The trade war between U.S. and China has taken its toll on U.S. soya bean exports, which marked a 43 percent drop year-on-year during the first twelve weeks of the 2018/19 marketing year, which started in September 2018.
Data from the world’s largest shipowner association BIMCO shows that the exports were down from 21 million tonnes by November 23, 2017 to 11.9 million tonnes by November 22, 2018. The drop is the equivalent of 122 Panamax (75,000 tonnes) or 183 Supramax (50,000 tonnes) loads.
“Tonne mile demand is further hurt as not only are the volumes of US soya bean exports lower than last year, the distances sailed are also much shorter as the new destinations are closer to the US than China is,” Peter Sand, BIMCO’s Chief Shipping Analyst, says.

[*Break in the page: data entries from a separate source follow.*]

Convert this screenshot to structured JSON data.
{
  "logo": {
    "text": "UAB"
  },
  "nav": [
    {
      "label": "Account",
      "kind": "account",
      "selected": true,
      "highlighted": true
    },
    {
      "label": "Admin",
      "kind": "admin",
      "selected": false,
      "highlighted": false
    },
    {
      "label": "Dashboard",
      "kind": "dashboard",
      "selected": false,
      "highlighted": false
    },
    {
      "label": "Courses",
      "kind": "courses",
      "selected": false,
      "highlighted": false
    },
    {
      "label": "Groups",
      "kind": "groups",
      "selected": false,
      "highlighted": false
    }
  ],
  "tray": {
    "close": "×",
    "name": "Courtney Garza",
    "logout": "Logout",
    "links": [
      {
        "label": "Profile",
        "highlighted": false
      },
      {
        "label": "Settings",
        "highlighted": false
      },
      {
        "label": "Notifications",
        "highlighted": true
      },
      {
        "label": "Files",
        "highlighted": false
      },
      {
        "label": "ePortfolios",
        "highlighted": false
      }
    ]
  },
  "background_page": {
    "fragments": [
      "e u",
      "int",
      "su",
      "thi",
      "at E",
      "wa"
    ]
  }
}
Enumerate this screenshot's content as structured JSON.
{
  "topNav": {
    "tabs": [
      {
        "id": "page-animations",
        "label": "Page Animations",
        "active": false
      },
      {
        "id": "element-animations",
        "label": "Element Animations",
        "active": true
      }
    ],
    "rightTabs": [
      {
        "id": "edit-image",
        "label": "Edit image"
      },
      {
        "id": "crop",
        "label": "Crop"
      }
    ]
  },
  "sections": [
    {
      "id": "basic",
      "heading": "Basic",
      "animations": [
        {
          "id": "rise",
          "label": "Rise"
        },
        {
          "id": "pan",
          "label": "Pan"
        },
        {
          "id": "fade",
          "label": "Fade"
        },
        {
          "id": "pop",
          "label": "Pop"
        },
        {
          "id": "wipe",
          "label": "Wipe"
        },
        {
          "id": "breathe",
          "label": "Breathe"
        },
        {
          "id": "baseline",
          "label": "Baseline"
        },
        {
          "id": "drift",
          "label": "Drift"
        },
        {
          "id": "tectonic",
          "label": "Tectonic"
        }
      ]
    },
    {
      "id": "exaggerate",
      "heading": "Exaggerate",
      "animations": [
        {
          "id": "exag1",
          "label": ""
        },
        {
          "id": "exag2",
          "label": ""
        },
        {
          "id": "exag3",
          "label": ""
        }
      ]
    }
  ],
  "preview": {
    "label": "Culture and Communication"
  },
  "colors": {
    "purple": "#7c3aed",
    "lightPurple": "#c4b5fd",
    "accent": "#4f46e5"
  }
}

The association believes the loss of 122 Panamax loads (all destinations) may be downplaying the impact the change in U.S. soya bean exporting patterns is having on the dry bulk shipping industry.
By November 23, 2017, 71.3% of all soya bean exports were sent to China, equal to 200 Panamax loads on one of the longest trades in the world. So far this marketing year, China has taken just 2.8% of U.S. soya bean exports, further harming the tonne mile demand generated by US soya bean exports.
“The weaknesses in Panamax and Supramax earnings in recent weeks is likely to be linked to the lower demand for seaborne transportation of U.S. soya bean exports as compared to previous seasons,” Sand added.
In particular Panamax and Supramax vessels are affected given their reliance on the high volumes of U.S. soya beans usually being sent to China at this time of year.
The drop in this demand has been one of the factors behind the lack of seasonal upswing in earnings which has been seen in previous fourth quarters, BIMCO said.
Panamax earnings fell from 14,385 USD/day on October 17, 2018, to 10,996 USD/day on November 23, 2018.
As informed, so far this season only two countries imported more than a million tonnes of U.S. soya beans: Argentina and Mexico.
On the other hand, China seems to have replaced U.S. with exports from Brazil. Namely, even though U.S. exports to China have dropped by 98% since September 1, compared to the same period last season, total Chinese imports of soya beans in the period from January 2018 to October 2018, have only fallen 0.5%, largely due to increased imports from Brazil.
However, BIMCO expects to see total Chinese soya bean imports to be lower than last year as the U.S. dominates the soya bean export market in the last quarter of the year.
“Hopes of a resolution to the US-China trade war before the end of the year rest on the upcoming G20 summit, but even in the unlikely event that all tariffs are immediately revoked, the trade war may have a long-term effect on trade between the two nations.
“As evidenced by China halting imports of US crude oil despite it not being an official part of the trade war, tariffs are not the only factor which have and most likely will continue to harm trade between the two nations.
“If Chinese farmers decide they need fewer soya beans to feed their livestock, the overall Chinese demand for soya beans could be permanently reduced, even if tariffs are removed,” Sand concluded.